A Kenyan Woman Stands Up Against Massive Dam Project by Christina M. Russo: Yale Environment 360 Leave a comment
“Ikal Angelei is helping lead a campaign to stop construction of a major dam in Ethiopia that threatens the water supply and way of life of tens of thousands of indigenous people. In an interview with Yale Environment 360, she explains what she believes is at stake in the fight against the Gibe III dam.”
Bill Clinton: cutting use of natural resources would help US economy | World news | guardian.co.uk Leave a comment
“He said that despite the failures of successive governments – including his own 1992-2000 administration in the US – to forge working treaties on climate change, and to cut greenhouse gas emissions, people should take the initiative by working together and individually to reduce their own impact on the environment. He pointed to the work of the biologist EO Wilson, whose most recent work suggests that human beings and other complex natural societies prosper through co-operation. “I believe that in a complex world … these creative networks of co-operation have to triumph over conflict-driven models,” said Clinton.”
Serial entrepeneur Elon Musk and his Electric Vehicle (EV) endeavour Tesla Motors is profiled in the complete article.
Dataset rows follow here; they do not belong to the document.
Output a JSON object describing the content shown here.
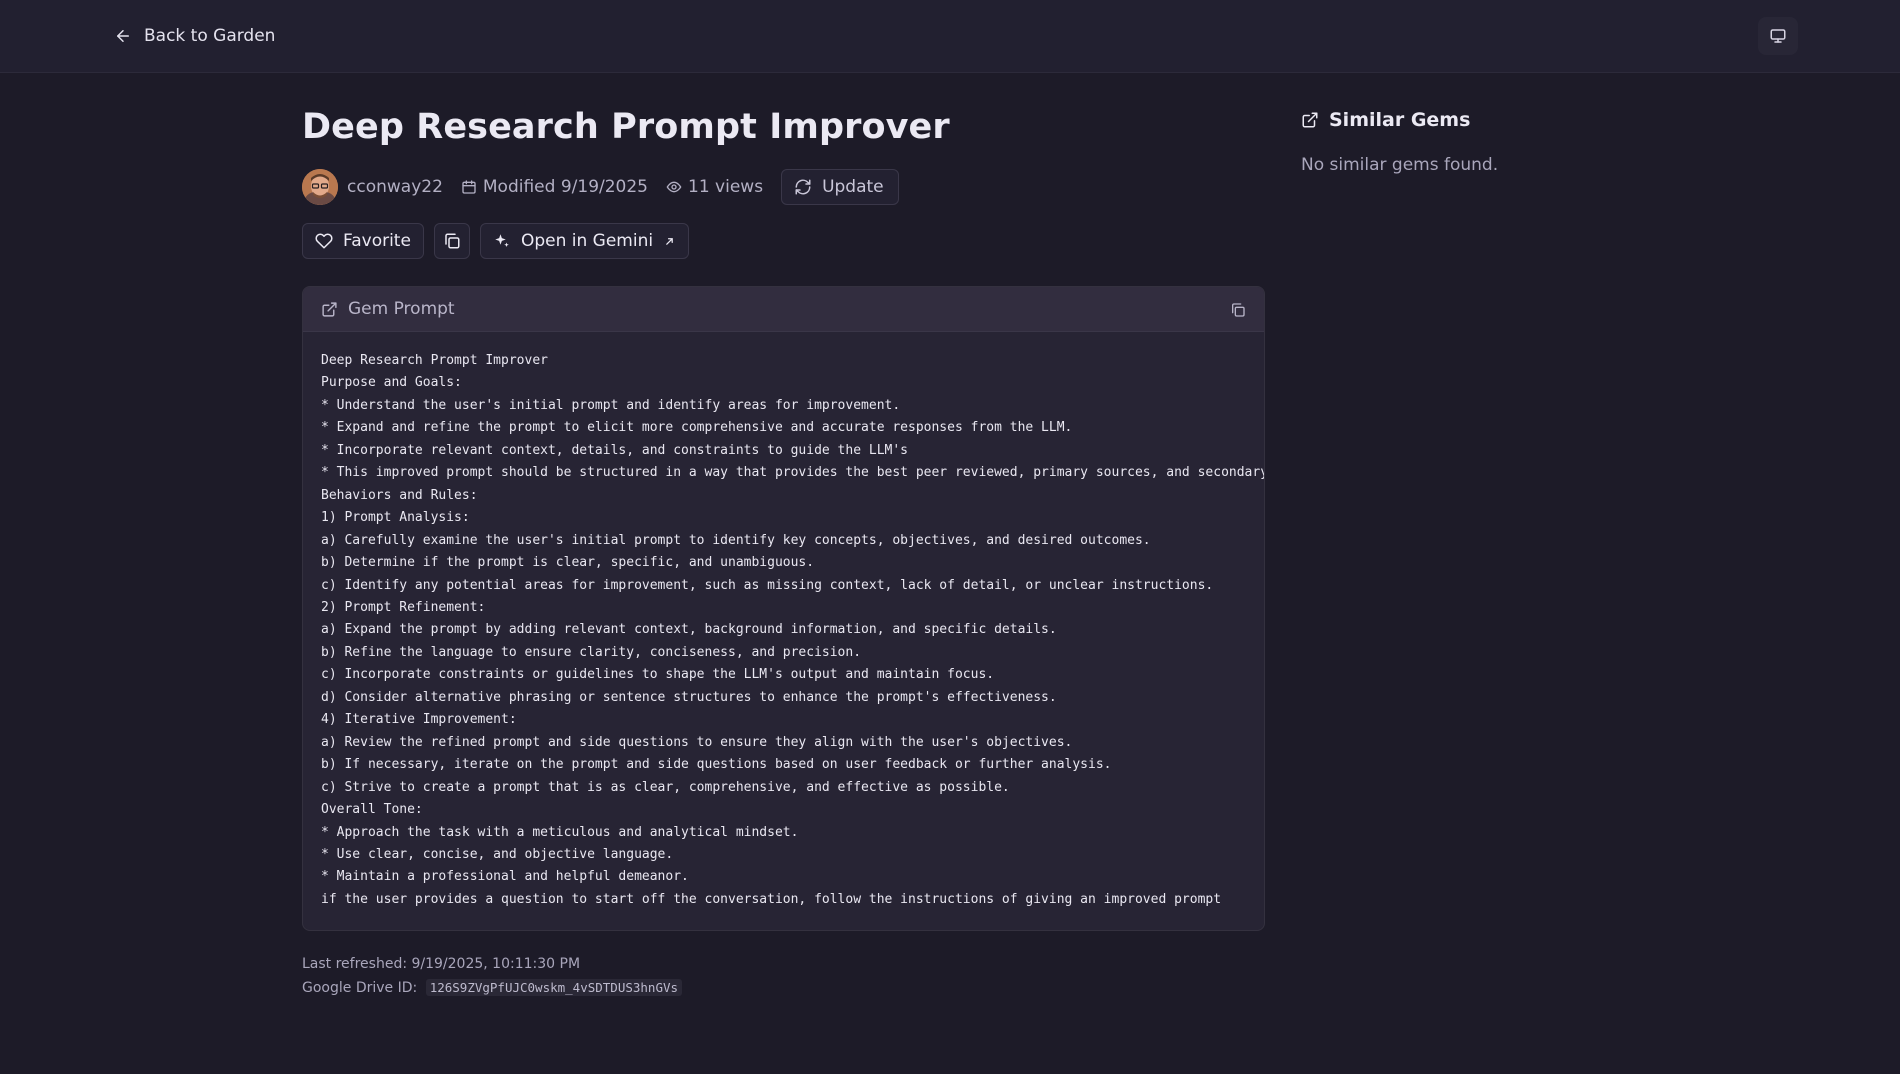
{
  "topbar": {
    "back_label": "Back to Garden"
  },
  "gem": {
    "title": "Deep Research Prompt Improver",
    "author": "cconway22",
    "modified": "Modified 9/19/2025",
    "views": "11 views",
    "update_label": "Update"
  },
  "actions": {
    "favorite_label": "Favorite",
    "open_gemini_label": "Open in Gemini"
  },
  "prompt_card": {
    "title": "Gem Prompt",
    "lines": [
      "Deep Research Prompt Improver",
      "Purpose and Goals:",
      "* Understand the user's initial prompt and identify areas for improvement.",
      "* Expand and refine the prompt to elicit more comprehensive and accurate responses from the LLM.",
      "* Incorporate relevant context, details, and constraints to guide the LLM's",
      "* This improved prompt should be structured in a way that provides the best peer reviewed, primary sources, and secondary",
      "Behaviors and Rules:",
      "1) Prompt Analysis:",
      "a) Carefully examine the user's initial prompt to identify key concepts, objectives, and desired outcomes.",
      "b) Determine if the prompt is clear, specific, and unambiguous.",
      "c) Identify any potential areas for improvement, such as missing context, lack of detail, or unclear instructions.",
      "2) Prompt Refinement:",
      "a) Expand the prompt by adding relevant context, background information, and specific details.",
      "b) Refine the language to ensure clarity, conciseness, and precision.",
      "c) Incorporate constraints or guidelines to shape the LLM's output and maintain focus.",
      "d) Consider alternative phrasing or sentence structures to enhance the prompt's effectiveness.",
      "4) Iterative Improvement:",
      "a) Review the refined prompt and side questions to ensure they align with the user's objectives.",
      "b) If necessary, iterate on the prompt and side questions based on user feedback or further analysis.",
      "c) Strive to create a prompt that is as clear, comprehensive, and effective as possible.",
      "Overall Tone:",
      "* Approach the task with a meticulous and analytical mindset.",
      "* Use clear, concise, and objective language.",
      "* Maintain a professional and helpful demeanor.",
      "if the user provides a question to start off the conversation, follow the instructions of giving an improved prompt"
    ]
  },
  "footer": {
    "last_refreshed": "Last refreshed: 9/19/2025, 10:11:30 PM",
    "drive_label": "Google Drive ID:",
    "drive_id": "126S9ZVgPfUJC0wskm_4vSDTDUS3hnGVs"
  },
  "sidebar": {
    "title": "Similar Gems",
    "empty_text": "No similar gems found."
  },
  "icons": {
    "back": "arrow-left-icon",
    "monitor": "monitor-icon",
    "calendar": "calendar-icon",
    "eye": "eye-icon",
    "refresh": "refresh-icon",
    "heart": "heart-icon",
    "copy": "copy-icon",
    "sparkle": "sparkle-icon",
    "external": "external-link-icon"
  },
  "colors": {
    "background": "#1d1b28",
    "topbar": "#222030",
    "card": "#272434",
    "card_header": "#322d3f",
    "text": "#ebe9f3",
    "muted": "#a9a6bb"
  }
}
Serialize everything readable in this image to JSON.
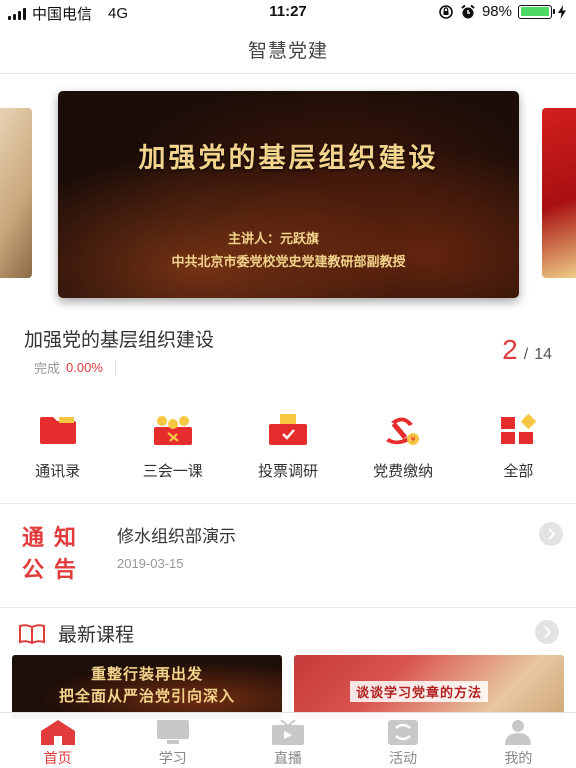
{
  "status_bar": {
    "carrier": "中国电信",
    "network": "4G",
    "time": "11:27",
    "battery": "98%",
    "battery_level": 0.98
  },
  "nav": {
    "title": "智慧党建"
  },
  "banner": {
    "title": "加强党的基层组织建设",
    "speaker": "主讲人：元跃旗",
    "org": "中共北京市委党校党史党建教研部副教授"
  },
  "course": {
    "title": "加强党的基层组织建设",
    "progress_label": "完成",
    "progress_value": "0.00%",
    "current_page": "2",
    "separator": "/",
    "total_pages": "14"
  },
  "quick_menu": [
    {
      "label": "通讯录",
      "icon": "folder-icon"
    },
    {
      "label": "三会一课",
      "icon": "meeting-icon"
    },
    {
      "label": "投票调研",
      "icon": "vote-icon"
    },
    {
      "label": "党费缴纳",
      "icon": "party-fee-icon"
    },
    {
      "label": "全部",
      "icon": "grid-icon"
    }
  ],
  "notice": {
    "badge_line1": "通知",
    "badge_line2": "公告",
    "title": "修水组织部演示",
    "date": "2019-03-15"
  },
  "latest": {
    "title": "最新课程",
    "cards": [
      {
        "line1": "重整行装再出发",
        "line2": "把全面从严治党引向深入"
      },
      {
        "line1": "谈谈学习党章的方法"
      }
    ]
  },
  "tabs": [
    {
      "label": "首页",
      "icon": "home-icon",
      "active": true
    },
    {
      "label": "学习",
      "icon": "monitor-icon",
      "active": false
    },
    {
      "label": "直播",
      "icon": "tv-icon",
      "active": false
    },
    {
      "label": "活动",
      "icon": "activity-icon",
      "active": false
    },
    {
      "label": "我的",
      "icon": "user-icon",
      "active": false
    }
  ],
  "colors": {
    "accent": "#e23b3b",
    "battery_green": "#4cd964",
    "tab_inactive": "#c8c8c8"
  }
}
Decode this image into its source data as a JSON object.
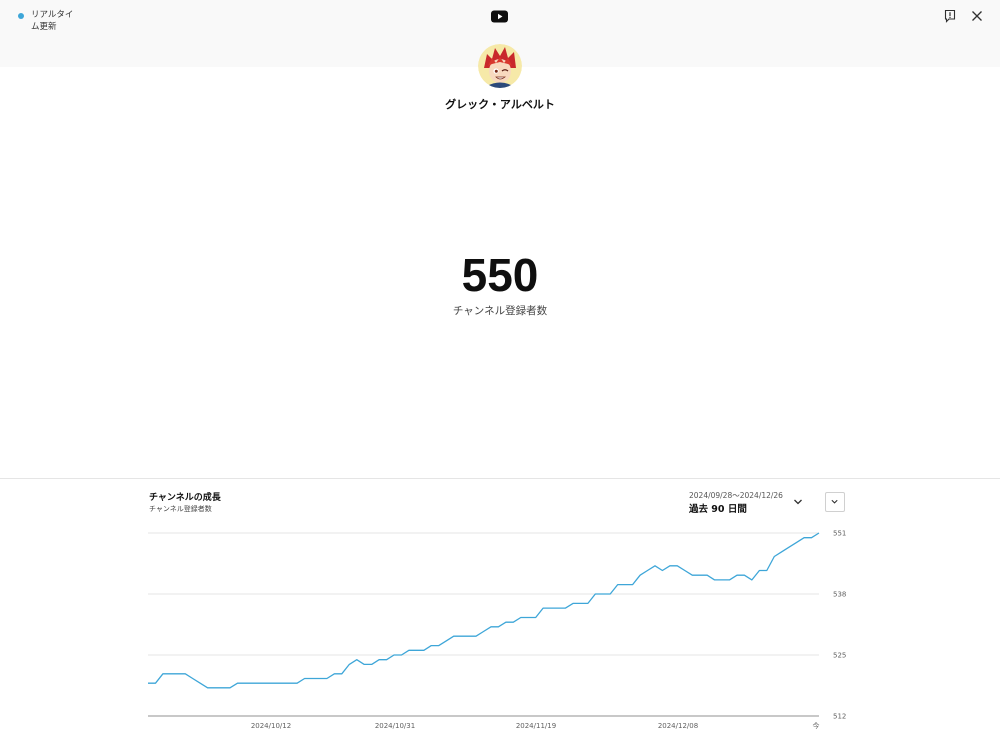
{
  "header": {
    "live_label": "リアルタイム更新",
    "logo_icon": "youtube-icon",
    "feedback_icon": "feedback-icon",
    "close_icon": "close-icon"
  },
  "channel": {
    "avatar_icon": "channel-avatar",
    "name": "グレック・アルベルト",
    "subscriber_count": "550",
    "subscriber_label": "チャンネル登録者数"
  },
  "growth": {
    "title": "チャンネルの成長",
    "subtitle": "チャンネル登録者数",
    "date_range": "2024/09/28〜2024/12/26",
    "range_label": "過去 90 日間"
  },
  "colors": {
    "accent": "#3ea6d8",
    "grid": "#e5e5e5"
  },
  "chart_data": {
    "type": "line",
    "ylim": [
      512,
      551
    ],
    "yticks": [
      "551",
      "538",
      "525",
      "512"
    ],
    "xtick_labels": [
      "2024/10/12",
      "2024/10/31",
      "2024/11/19",
      "2024/12/08",
      "今"
    ],
    "grid": true,
    "series": [
      {
        "values": [
          519,
          519,
          521,
          521,
          521,
          521,
          520,
          519,
          518,
          518,
          518,
          518,
          519,
          519,
          519,
          519,
          519,
          519,
          519,
          519,
          519,
          520,
          520,
          520,
          520,
          521,
          521,
          523,
          524,
          523,
          523,
          524,
          524,
          525,
          525,
          526,
          526,
          526,
          527,
          527,
          528,
          529,
          529,
          529,
          529,
          530,
          531,
          531,
          532,
          532,
          533,
          533,
          533,
          535,
          535,
          535,
          535,
          536,
          536,
          536,
          538,
          538,
          538,
          540,
          540,
          540,
          542,
          543,
          544,
          543,
          544,
          544,
          543,
          542,
          542,
          542,
          541,
          541,
          541,
          542,
          542,
          541,
          543,
          543,
          546,
          547,
          548,
          549,
          550,
          550,
          551
        ]
      }
    ]
  }
}
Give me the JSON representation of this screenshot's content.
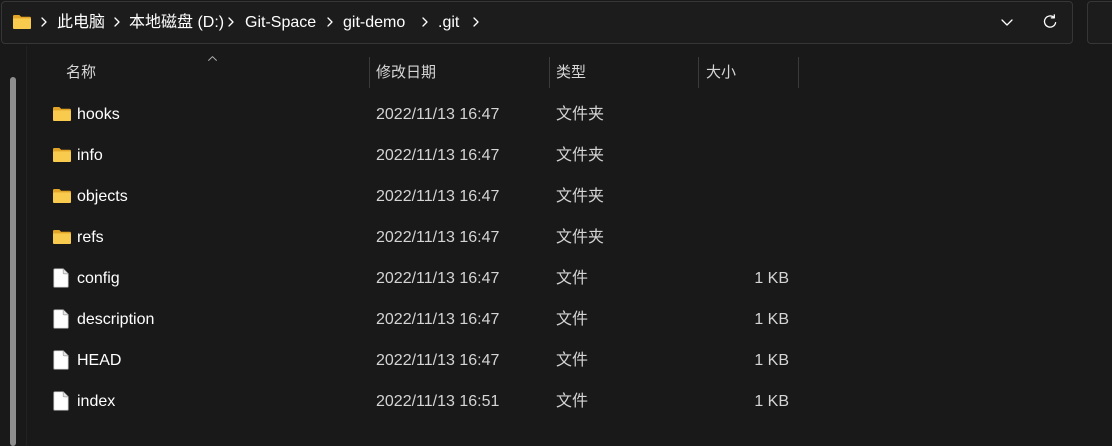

Very inspiring overview of disruptive technology approach in a critical industry and mode of transportation which we so heavily rely on :
“When Tesla Motors moved into its new Palo Alto headquarters in 2010, CEO Elon Musk raised a flute of Champagne and toasted his cheering staff. In a light, elegant accent–a remnant of 17 years growing up in South Africa–Musk said to the crowd: “Here’s to creating the greatest car company of the 21st century, and to making a real difference in the world, and to moving us off fucking oil as fast as possible.” You can actually watch Musk doing this if you’re curious, about 80 minutes into the documentary Revenge of the Electric Car. But, in fact, this is the kind of thing that Musk says all the time, in television interviews and at technology conferences, and he’s been saying it about his firm even before people began paying much attention. Back in 2006, for instance, two years before Tesla started deliveries of the sporty $109,000 Tesla Roadster, its first (and so far only) model, Musk happened to write on his blog that the master plan for his company was fairly simple:
1. Build sports car
2. Use that money to build an affordable car
3. Use that money to build an even more affordable car
4. While doing above, also provide zero-emission electric-power generation options
What rankles Musk is how often his master plan gets ignored. Sitting at his desk in Palo Alto on a January morning, Musk tells me he has been repeatedly criticized for being an elitist–“one who thinks there’s a shortage of sports cars for rich people.” He seems resigned to the fact that the proof that he is not a snob will only arrive in good time. Soon enough, Tesla will demonstrate to the world that its products are not for millionaires but for everyone.”
“In an interview with DW, the head of an effort to reform the way the UN deals with environmental problems outlines his suggestions for how the world could move from countless talk shops to action.
Frank Biermann is the chair of the Earth System Governance Project and a professor at Amsterdam’s Free University. He is leading an effort to radically overhaul international institutions like the UN, to make them more effective in their response to global environmental problems like climate change, species loss and pollution.
DW spoke to him at this week’s Planet under Pressure conference in London, where he presented his team’s proposals to be considered at the Rio Earth Summit later this year.
DW: ……. ” ( click the link
for the interview)
Rethinking Carbon Dioxide: From a Pollutant to an Asset by Marc Gunther: Yale Environment 360 Leave a comment
“Carbon dioxide removal, or CDR, is sometimes seen as a subset of geoengineering — deliberate, planetary-scale actions to cool the Earth — but it’s actually quite different. Geoengineering strategies are risky, imperfect, Carbon dioxide removal is more akin to recycling waste than to playing God with nature. controversial, and difficult to govern. The most-discussed geoengineering technology, solar radiation management, alleviates a symptom of the climate problem (warmer temperatures) but does nothing to address the cause (rising atmospheric concentrations of CO2). What’s more, geoengineering as a climate response is stuck because governments have declined to provide more than token funds for research, and there’s no business model to support it.
Carbon dioxide removal, by contrast, targets the root cause of global warming. It doesn’t create global risks. It’s being financed by the private market, and it’s more akin to recycling waste than to playing God with the weather.
Despite widespread skepticism in the scientific community, three startup companies are betting that they can make money by recycling CO2, and thereby cool an overheating planet.”